Babruysk occupies an area of 66 square kilometres (25 sq mi), and comprises over 450 streets whose combined length stretches for over 430 km (267 mi).

Babruysk is located at the intersection of railroads to Asipovichy, Zhlobin, Kastrychnitski and roads to Minsk, Gomel, Mogilev, Kalinkavichy, Slutsk, and Rahachow. It has the biggest timber mill in Belarus, and is also known for its chemical, machine building and metal-working industries.

In 2003, there were 34 public schools in Babruysk, with over 34,000 students. There are also three schools specializing in music, dance and visual arts. Additionally, there is a medical school and numerous professional technical schools.

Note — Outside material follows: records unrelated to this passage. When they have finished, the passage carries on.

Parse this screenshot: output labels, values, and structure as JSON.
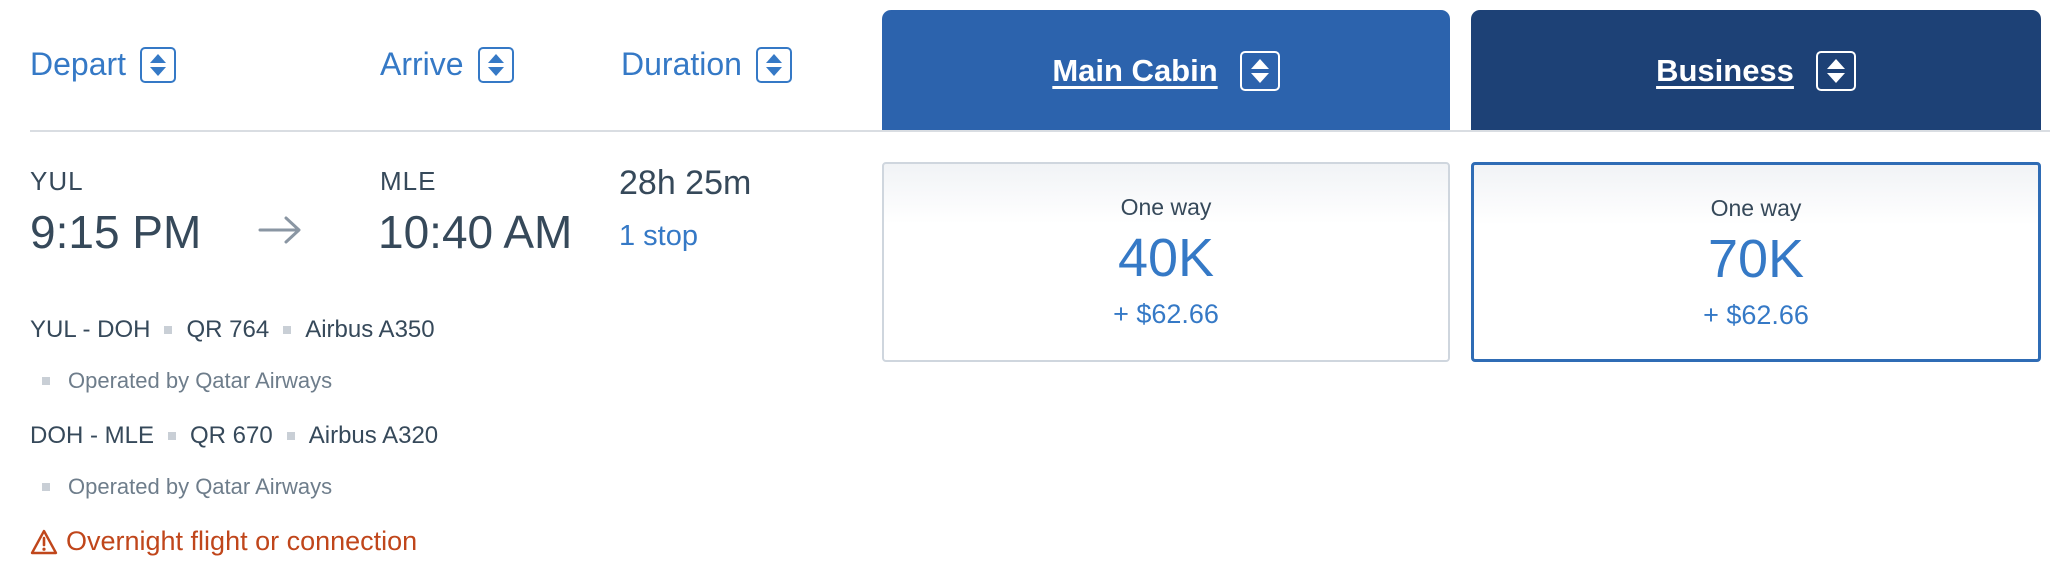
{
  "header": {
    "depart_label": "Depart",
    "arrive_label": "Arrive",
    "duration_label": "Duration"
  },
  "cabins": [
    {
      "label": "Main Cabin",
      "color": "#2c63ad"
    },
    {
      "label": "Business",
      "color": "#1d4176"
    }
  ],
  "flight": {
    "origin_code": "YUL",
    "depart_time": "9:15 PM",
    "dest_code": "MLE",
    "arrive_time": "10:40 AM",
    "duration": "28h 25m",
    "stops": "1 stop",
    "segments": [
      {
        "route": "YUL - DOH",
        "flight_no": "QR 764",
        "aircraft": "Airbus A350",
        "operated_by": "Operated by Qatar Airways"
      },
      {
        "route": "DOH - MLE",
        "flight_no": "QR 670",
        "aircraft": "Airbus A320",
        "operated_by": "Operated by Qatar Airways"
      }
    ],
    "warning": "Overnight flight or connection"
  },
  "prices": [
    {
      "label": "One way",
      "miles": "40K",
      "tax": "+ $62.66"
    },
    {
      "label": "One way",
      "miles": "70K",
      "tax": "+ $62.66"
    }
  ],
  "colors": {
    "link_blue": "#3579c6",
    "warning_orange": "#c0461b"
  },
  "icons": {
    "sort": "sort-updown-icon",
    "arrow": "arrow-right-icon",
    "warning": "warning-triangle-icon"
  }
}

Fascism in Asia

Fascism in Asia refers to political ideologies in Asia that adhered to fascist policies, which gained popularity in many countries in Asia during the 1930s.

Haim Arlosoroff

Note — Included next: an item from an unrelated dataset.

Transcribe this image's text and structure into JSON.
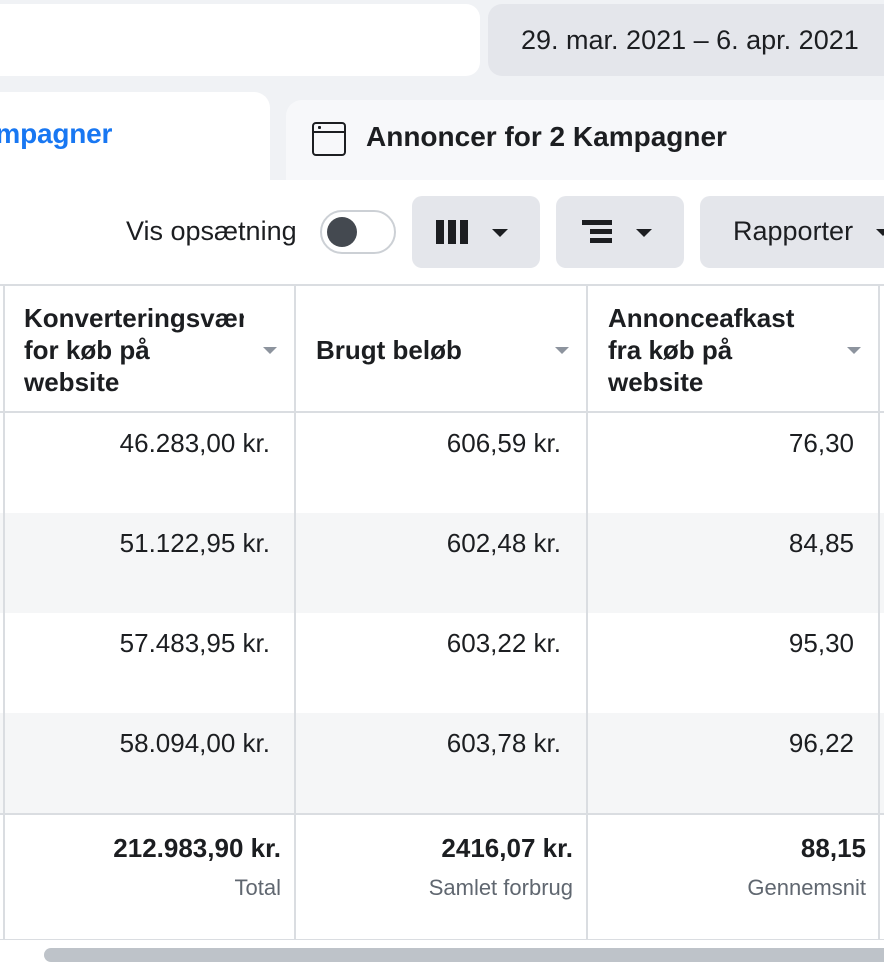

Haim Arlosoroff (February 23, 1899 – June 16, 1933; also known as Chaim Arlozorov; Hebrew: חיים ארלוזורוב‎) was a Zionist leader of the Yishuv during the British Mandate for Palestine, prior to the establishment of Israel, and head of the Political Department of the Jewish Agency. In 1933, Arlosoroff was assassinated while walking on the beach in Tel Aviv.

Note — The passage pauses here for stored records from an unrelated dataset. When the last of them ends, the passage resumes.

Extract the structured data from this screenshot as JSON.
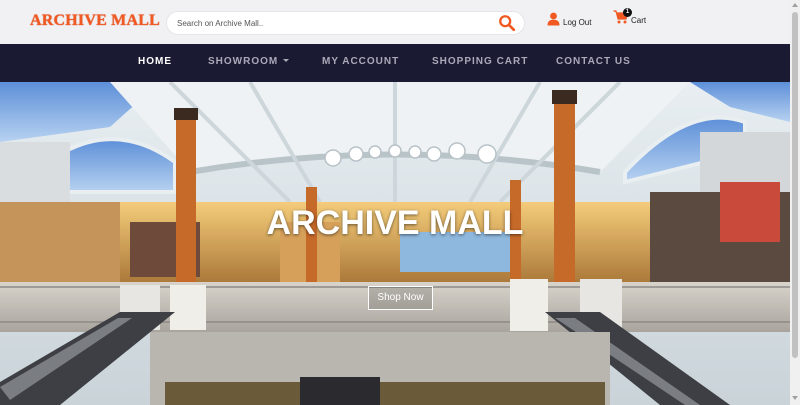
{
  "header": {
    "logo": "ARCHIVE MALL",
    "search_placeholder": "Search on Archive Mall..",
    "logout_label": "Log Out",
    "cart_label": "Cart",
    "cart_count": "1"
  },
  "nav": {
    "items": [
      {
        "label": "HOME",
        "active": true
      },
      {
        "label": "SHOWROOM",
        "dropdown": true
      },
      {
        "label": "MY ACCOUNT"
      },
      {
        "label": "SHOPPING CART"
      },
      {
        "label": "CONTACT US"
      }
    ]
  },
  "hero": {
    "title": "ARCHIVE MALL",
    "button_label": "Shop Now"
  },
  "colors": {
    "brand": "#f05a22",
    "nav_background": "#1a1b33",
    "header_background": "#f1f1f4"
  },
  "icons": [
    "search-icon",
    "user-icon",
    "cart-icon",
    "chevron-down-icon"
  ]
}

Israel Yeivin

Israel Yeivin (Hebrew: ישראל ייבין) (born January 7, 1923 in Berlin – died December 19, 2008) was an Israeli linguist, scholar of Masorah and the Hebrew language.

List of fascist movements by country G–M

A list of political parties, organizations, and movements adhering to various forms of fascist ideology, part of the list of fascist movements by country.

List of fascist movements by country N–T

A list of political parties, organizations, and movements adhering to various forms of fascist ideology, part of the list of fascist movements by country.

Moshe Zvi Segal (rabbi)

Moshe Zvi Segal (23 February 1904 – 25 September 1985) was a prominent figure in various movements and organizations in Israel, including Etzel and Lechi. He was awarded the Yakir Yerushalaim prize in 1974. He is best known for blowing the shofar at the conclusion of the Yom Kippur service at the Western Wall, defying the law of the British Mandate, which prohibited doing so.

Revisionist Maximalism

Revisionist Maximalism was a short-lived movement and Jewish fascist ideology which was part of the Brit HaBirionim faction of the Zionist Revisionist Movement (ZRM) created by Abba Ahimeir.

Uri Zvi Greenberg

Uri Zvi Greenberg (Hebrew: אוּרִי צְבִי גְּרִינְבֵּרְג; September 22, 1896 – May 8, 1981) was an acclaimed Israeli poet and journalist who wrote in Yiddish and Hebrew.

This page is based on a Wikipedia article written by authors (here).
Text is available under the CC BY-SA 3.0 license; additional terms may apply.
Images, videos and audio are available under their respective licenses.